German music producer and composer, Martin Kohlstedt, is about to release his new album FELD – a project of sonic vastness, showcasing cutting edge electronica production intermingling with analogue and acoustic approaches ranging from classical piano and ambient to score design in an effortless way. Out on the 31st March, we sit down to discuss the new album project, how art and community relate, and the meaning of his live performances.
WWD: Hello Martin, welcome to When We Dip. Please tell us about the inspiration behind your latest album project “FELD”?
The last few years have been particularly different from the years before in many respects. The music created during the pandemic followed the feeling of pausing. When the departure followed, the new circumstances, a kind of new sensibility, but also excessive demands and insecurities due to wars and nature, meant the music was not the same. It was precisely this tension that led to my new album “Feld”. So I trashed all the sketches I had built conceptually. I only wanted to take seriously the very organic, intuitive pieces where the idea exceeded the 70% mark after a short time without thinking too much, the way I have always done it on stage. It’s like the difference between two-dimensionality and three-dimensionality, the potential of a piece from which you take a step back and “just let it run” is far higher than planned, compositional thinking for me.
WWD: Please could you shed some light on the creative process behind the making of the album. How did you fuse piano and electronica? Can you tell me more about your approach?
The tension I just spoke about is the result of ambivalence, which I also embody in a musical sense. The introverted, delicate, organic and wooden sounds from within collide with the electronic, artificial synthesizers and white-noise towers of the outside. What begins as a discourse between two sides develops more and more into a common movement that resonates in the music. Friction and doubt are often the fuel for it.
I need the music to understand these times, to classify them for myself. As beautiful as the result sometimes sounds in the end, it is still a self-destruction. Through the result, I ultimately send signals to like-minded people who then make me feel understood. This feeling of being “at home” and connecting people in it is another big impulse to do what I do. I believe that this lies in the nature of the human being.
WWD: You are currently rounding off some tour dates and have more live shows coming up in 2023! What’s your favourite thing about being on tour and performing live music?
As I said, negotiating the issues of our time in community and constantly developing them are for me the real part of art. The vocabulary collected on the albums is discussed live and improvised intuitively. This makes every concert completely different, because if you include all environmental factors and allow the inner child to wrestle with the inner demon, both exuberance and failure, you manage to completely detach yourself from everything here and there and just be in the music. This is addictive and gets the thoughts rolling in resonance with the audience.
WWD: You’re well known for your piano compositions, with “FELD” you’re merging into more experimental, avant-garde electronica fields – what did inspire this move and who are your inspirations from the electronica music world?

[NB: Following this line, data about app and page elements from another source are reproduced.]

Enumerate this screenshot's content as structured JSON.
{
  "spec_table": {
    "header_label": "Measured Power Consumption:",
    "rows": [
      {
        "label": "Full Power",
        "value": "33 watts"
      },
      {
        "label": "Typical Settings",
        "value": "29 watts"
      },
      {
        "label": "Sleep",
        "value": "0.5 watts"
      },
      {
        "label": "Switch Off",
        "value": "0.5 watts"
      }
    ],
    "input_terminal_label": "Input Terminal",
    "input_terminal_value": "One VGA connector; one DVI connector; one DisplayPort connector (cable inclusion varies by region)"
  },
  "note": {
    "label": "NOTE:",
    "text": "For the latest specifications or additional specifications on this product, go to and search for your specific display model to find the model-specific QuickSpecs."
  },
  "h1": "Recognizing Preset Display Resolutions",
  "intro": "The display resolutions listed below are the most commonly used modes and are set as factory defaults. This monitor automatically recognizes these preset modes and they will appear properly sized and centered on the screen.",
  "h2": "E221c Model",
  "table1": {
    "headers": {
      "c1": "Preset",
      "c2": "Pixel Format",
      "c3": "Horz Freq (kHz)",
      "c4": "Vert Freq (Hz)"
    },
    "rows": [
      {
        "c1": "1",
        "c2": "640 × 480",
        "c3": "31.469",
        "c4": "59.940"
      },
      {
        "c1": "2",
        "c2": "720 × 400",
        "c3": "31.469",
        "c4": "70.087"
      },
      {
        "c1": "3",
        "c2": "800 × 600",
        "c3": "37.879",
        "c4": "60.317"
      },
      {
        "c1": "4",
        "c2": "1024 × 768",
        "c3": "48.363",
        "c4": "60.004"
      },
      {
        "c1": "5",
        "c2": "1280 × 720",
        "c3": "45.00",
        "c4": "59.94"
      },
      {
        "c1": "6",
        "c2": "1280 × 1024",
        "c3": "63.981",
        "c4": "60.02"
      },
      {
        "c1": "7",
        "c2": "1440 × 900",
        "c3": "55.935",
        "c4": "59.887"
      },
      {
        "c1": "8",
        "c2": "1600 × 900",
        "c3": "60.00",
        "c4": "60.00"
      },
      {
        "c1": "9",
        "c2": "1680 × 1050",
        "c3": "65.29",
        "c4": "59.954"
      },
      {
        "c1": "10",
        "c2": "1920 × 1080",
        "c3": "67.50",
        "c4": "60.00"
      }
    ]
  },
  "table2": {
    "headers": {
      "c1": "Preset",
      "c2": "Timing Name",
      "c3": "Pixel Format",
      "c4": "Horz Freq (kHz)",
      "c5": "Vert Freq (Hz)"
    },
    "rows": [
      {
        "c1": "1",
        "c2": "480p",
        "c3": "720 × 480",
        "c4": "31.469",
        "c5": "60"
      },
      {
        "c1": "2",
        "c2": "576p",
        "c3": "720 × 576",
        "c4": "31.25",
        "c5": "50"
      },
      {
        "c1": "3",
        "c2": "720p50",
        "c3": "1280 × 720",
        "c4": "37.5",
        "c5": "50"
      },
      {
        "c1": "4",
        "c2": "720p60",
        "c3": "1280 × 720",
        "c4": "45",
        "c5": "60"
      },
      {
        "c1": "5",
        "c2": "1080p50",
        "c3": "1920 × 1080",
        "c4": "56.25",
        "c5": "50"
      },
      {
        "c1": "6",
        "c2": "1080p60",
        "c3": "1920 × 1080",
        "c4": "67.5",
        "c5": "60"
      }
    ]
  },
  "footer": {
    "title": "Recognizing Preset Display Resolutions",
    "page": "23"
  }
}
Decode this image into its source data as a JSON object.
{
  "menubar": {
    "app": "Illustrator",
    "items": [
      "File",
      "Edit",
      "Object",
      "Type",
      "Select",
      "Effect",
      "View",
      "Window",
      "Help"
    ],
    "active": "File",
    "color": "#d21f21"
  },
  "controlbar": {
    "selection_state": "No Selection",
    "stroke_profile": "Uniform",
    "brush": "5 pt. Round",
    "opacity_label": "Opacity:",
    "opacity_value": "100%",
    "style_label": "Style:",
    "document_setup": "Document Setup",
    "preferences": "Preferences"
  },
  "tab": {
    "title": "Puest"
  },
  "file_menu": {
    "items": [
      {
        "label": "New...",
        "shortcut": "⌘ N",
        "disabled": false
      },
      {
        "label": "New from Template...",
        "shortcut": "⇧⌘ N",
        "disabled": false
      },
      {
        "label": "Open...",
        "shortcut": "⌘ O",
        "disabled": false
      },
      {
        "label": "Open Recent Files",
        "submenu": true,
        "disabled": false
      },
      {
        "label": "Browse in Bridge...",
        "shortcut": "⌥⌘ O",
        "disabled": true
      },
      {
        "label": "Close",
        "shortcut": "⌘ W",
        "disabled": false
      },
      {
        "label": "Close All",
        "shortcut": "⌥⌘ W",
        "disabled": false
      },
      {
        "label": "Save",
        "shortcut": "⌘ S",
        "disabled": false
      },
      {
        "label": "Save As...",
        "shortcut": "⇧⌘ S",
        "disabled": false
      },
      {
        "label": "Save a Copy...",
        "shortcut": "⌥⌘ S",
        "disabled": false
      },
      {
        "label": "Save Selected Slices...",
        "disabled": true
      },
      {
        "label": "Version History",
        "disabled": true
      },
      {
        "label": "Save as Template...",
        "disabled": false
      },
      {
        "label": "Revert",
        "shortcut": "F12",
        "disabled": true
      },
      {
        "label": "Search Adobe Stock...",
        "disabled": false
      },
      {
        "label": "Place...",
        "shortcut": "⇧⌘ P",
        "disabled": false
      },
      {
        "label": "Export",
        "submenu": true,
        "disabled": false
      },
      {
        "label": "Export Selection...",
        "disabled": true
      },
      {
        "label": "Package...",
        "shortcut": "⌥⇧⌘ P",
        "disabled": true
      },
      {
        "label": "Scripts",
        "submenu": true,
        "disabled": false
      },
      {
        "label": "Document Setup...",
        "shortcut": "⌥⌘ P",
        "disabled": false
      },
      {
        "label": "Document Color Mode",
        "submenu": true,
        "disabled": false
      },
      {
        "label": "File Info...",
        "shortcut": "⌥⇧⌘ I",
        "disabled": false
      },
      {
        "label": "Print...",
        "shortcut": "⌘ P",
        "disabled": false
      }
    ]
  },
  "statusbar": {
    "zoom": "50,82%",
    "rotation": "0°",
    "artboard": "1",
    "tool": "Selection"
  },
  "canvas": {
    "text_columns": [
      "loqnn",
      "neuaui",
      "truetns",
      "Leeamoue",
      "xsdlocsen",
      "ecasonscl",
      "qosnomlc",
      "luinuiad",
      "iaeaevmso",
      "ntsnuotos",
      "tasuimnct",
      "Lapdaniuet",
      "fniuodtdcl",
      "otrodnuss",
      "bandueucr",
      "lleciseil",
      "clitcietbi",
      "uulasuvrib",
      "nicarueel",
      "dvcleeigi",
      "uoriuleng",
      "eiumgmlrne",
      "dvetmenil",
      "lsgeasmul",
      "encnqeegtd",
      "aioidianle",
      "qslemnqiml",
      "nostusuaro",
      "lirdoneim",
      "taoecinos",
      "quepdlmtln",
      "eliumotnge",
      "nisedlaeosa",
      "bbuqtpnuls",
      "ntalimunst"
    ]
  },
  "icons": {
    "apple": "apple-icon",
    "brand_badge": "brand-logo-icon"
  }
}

I have been working with electronic devices on stage for many years. So far, it has only been a limited part of the albums, as I have often reduced my music to the basic essence. From one-hour sessions at the piano, after a lot of back and forth, I always created a basic pattern that I later connected with other ideas on stage, like a kind of collection of my modules. Exactly these modules are now created on stage, directly in front of the audience. Like in a big reactor, I then pick out basic modules from the long psychedelic sessions, which I in turn compile on albums. That’s the only way to get the different perspectives on your work. It’s the only way to keep the process authentic and keep both sides of my brain active.
WWD: As the year draws to a close, what has been your best moment of 2022 and what are you most excited for in 2023?
The year 2022 was like a roller coaster in terms of concerts. The event industry was slowly coming back to life. Very small concerts with a few people lying in a circle on the edge of the forest around my set-up in the meadow and listening, all the way to voluminous festivals like Fusion or Golden Leaves with thousands of people. It was special, it was grateful and all that could no longer be taken for granted. The newfound sensibility in society was more than ready for the sounds I brought, which of course made me very happy. Even though not everyone really knew how to be together again, it was an important and immediate reunion of human beings. And that’s what I feel my job is, so I can’t complain.
Next year, however, we want to fire all the rockets as we have a new album in the bag, the European tour concerts are lined up and we can finally expect everything to go our way again. I’m looking forward to seeing all the people again who have accompanied me on my way over the last ten years and I’m looking forward to absurdly beautiful sessions on the stages of this world.